The encyclical letter Laudato Si is available here on the Vatican website. St John Paul gives us guidance today, rooted in the impulse of the Second Vatican Council:
127. We are convinced that “(humankind) is the source, the focus and the aim of all economic and social life”.[Gaudium et Spes 63.]
Without stepping aside from the impulse of the culture, we can be seduced by its false and abusive approach to work:
Nonetheless, once our human capacity for contemplation and reverence is impaired, it becomes easy for the meaning of work to be misunderstood.[Centesimus Annus 37]
Properly understood, work does more than develop material assets:
We need to remember that men and women have “the capacity to improve their lot, to further their moral growth and to develop their spiritual endowments”.[Populorum Progressio 34]
Speaking from the inspiration of his second predecessor, consider Pope Francis’ list …
Work should be the setting for this rich personal growth, where many aspects of life enter into play:
- planning for the future,
- developing our talents,
- living out our values,
- relating to others,

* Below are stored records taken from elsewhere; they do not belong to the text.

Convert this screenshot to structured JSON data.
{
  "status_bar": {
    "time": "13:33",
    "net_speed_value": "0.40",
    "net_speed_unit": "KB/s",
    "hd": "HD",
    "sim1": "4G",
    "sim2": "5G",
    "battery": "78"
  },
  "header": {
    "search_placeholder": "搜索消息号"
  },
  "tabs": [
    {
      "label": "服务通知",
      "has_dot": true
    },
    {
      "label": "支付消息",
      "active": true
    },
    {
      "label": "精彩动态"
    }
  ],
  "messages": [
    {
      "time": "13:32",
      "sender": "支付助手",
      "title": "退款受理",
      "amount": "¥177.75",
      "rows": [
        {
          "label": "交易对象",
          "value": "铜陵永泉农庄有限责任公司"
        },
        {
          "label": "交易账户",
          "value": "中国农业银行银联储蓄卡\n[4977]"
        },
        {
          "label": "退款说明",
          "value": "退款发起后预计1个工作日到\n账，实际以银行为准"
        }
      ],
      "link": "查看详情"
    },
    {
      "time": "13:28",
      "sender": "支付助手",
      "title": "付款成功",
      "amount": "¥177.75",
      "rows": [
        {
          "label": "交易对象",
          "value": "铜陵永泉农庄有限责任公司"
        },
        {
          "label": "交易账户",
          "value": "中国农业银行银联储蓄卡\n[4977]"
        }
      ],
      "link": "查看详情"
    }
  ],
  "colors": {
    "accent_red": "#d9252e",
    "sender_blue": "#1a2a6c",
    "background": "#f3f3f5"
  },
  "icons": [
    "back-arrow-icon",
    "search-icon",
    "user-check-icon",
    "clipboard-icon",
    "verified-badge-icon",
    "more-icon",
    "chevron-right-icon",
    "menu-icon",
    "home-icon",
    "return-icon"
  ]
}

- giving glory to God.
Pope Benedict seems unsatisfied with unemployment rates of any size:
It follows that, in the reality of today’s global society, it is essential that “we continue to prioritize the goal of access to steady employment for everyone”,[Caritas in Veritate 32] no matter the limited interests of business and dubious economic reasoning.